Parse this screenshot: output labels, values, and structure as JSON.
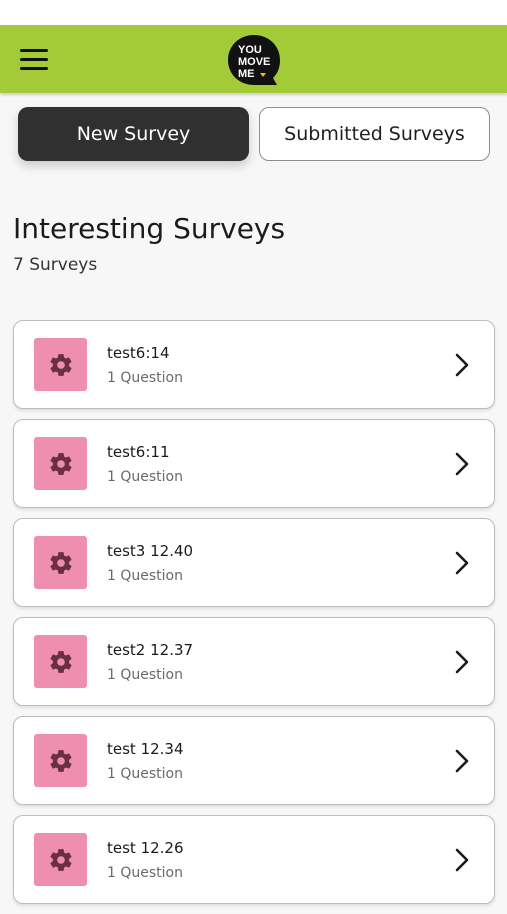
{
  "app": {
    "logo_text": [
      "YOU",
      "MOVE",
      "ME"
    ],
    "brand_color": "#a3cb38"
  },
  "header": {
    "menu_icon": "hamburger-menu-icon"
  },
  "tabs": [
    {
      "label": "New Survey",
      "active": true
    },
    {
      "label": "Submitted Surveys",
      "active": false
    }
  ],
  "section": {
    "title": "Interesting Surveys",
    "count_label": "7 Surveys"
  },
  "surveys": [
    {
      "title": "test6:14",
      "subtitle": "1 Question",
      "icon": "gear-icon"
    },
    {
      "title": "test6:11",
      "subtitle": "1 Question",
      "icon": "gear-icon"
    },
    {
      "title": "test3 12.40",
      "subtitle": "1 Question",
      "icon": "gear-icon"
    },
    {
      "title": "test2 12.37",
      "subtitle": "1 Question",
      "icon": "gear-icon"
    },
    {
      "title": "test 12.34",
      "subtitle": "1 Question",
      "icon": "gear-icon"
    },
    {
      "title": "test 12.26",
      "subtitle": "1 Question",
      "icon": "gear-icon"
    }
  ]
}
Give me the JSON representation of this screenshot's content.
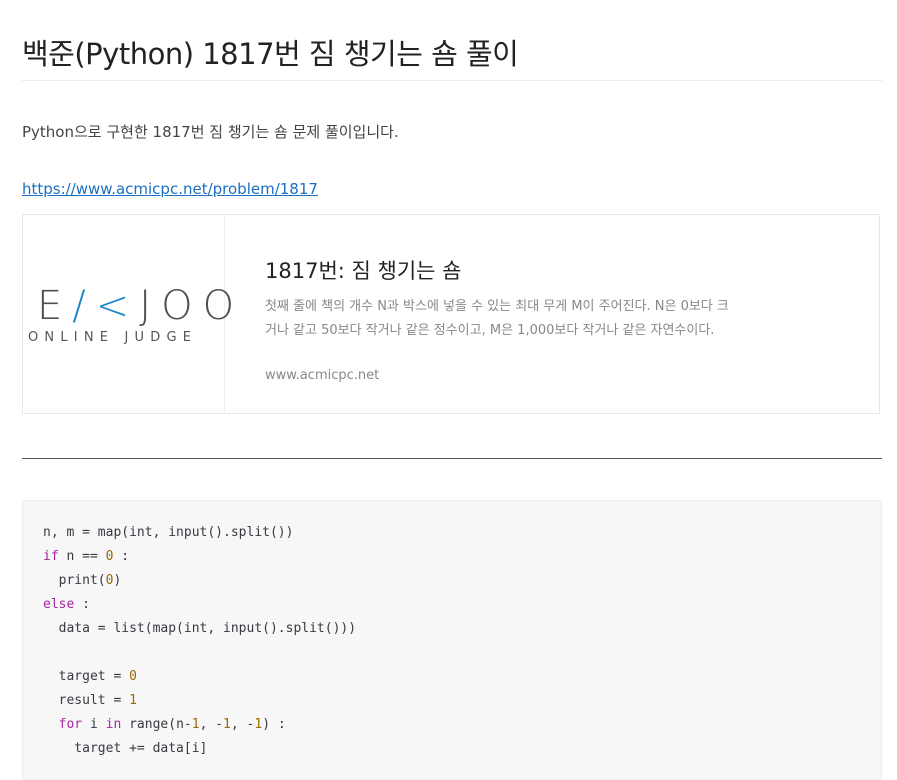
{
  "post": {
    "title": "백준(Python) 1817번 짐 챙기는 숌 풀이",
    "intro": "Python으로 구현한 1817번 짐 챙기는 숌 문제 풀이입니다.",
    "link": "https://www.acmicpc.net/problem/1817"
  },
  "card": {
    "logo_main_prefix": "E",
    "logo_main_accent": "/<",
    "logo_main_suffix": "JOO",
    "logo_sub": "ONLINE JUDGE",
    "title": "1817번: 짐 챙기는 숌",
    "description": "첫째 줄에 책의 개수 N과 박스에 넣을 수 있는 최대 무게 M이 주어진다. N은 0보다 크거나 같고 50보다 작거나 같은 정수이고, M은 1,000보다 작거나 같은 자연수이다.",
    "host": "www.acmicpc.net"
  },
  "code": {
    "l1": "n, m = map(int, input().split())",
    "l2_kw": "if",
    "l2_mid": " n == ",
    "l2_num": "0",
    "l2_end": " :",
    "l3_pre": "  print(",
    "l3_num": "0",
    "l3_end": ")",
    "l4_kw": "else",
    "l4_end": " :",
    "l5": "  data = list(map(int, input().split()))",
    "l7_pre": "  target = ",
    "l7_num": "0",
    "l8_pre": "  result = ",
    "l8_num": "1",
    "l9_kw1": "for",
    "l9_a": " i ",
    "l9_kw2": "in",
    "l9_b": " range(n-",
    "l9_n1": "1",
    "l9_c": ", -",
    "l9_n2": "1",
    "l9_d": ", -",
    "l9_n3": "1",
    "l9_e": ") :",
    "l10": "    target += data[i]"
  }
}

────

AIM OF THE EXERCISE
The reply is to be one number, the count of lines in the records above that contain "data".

ANSWER TO THIS TASK
2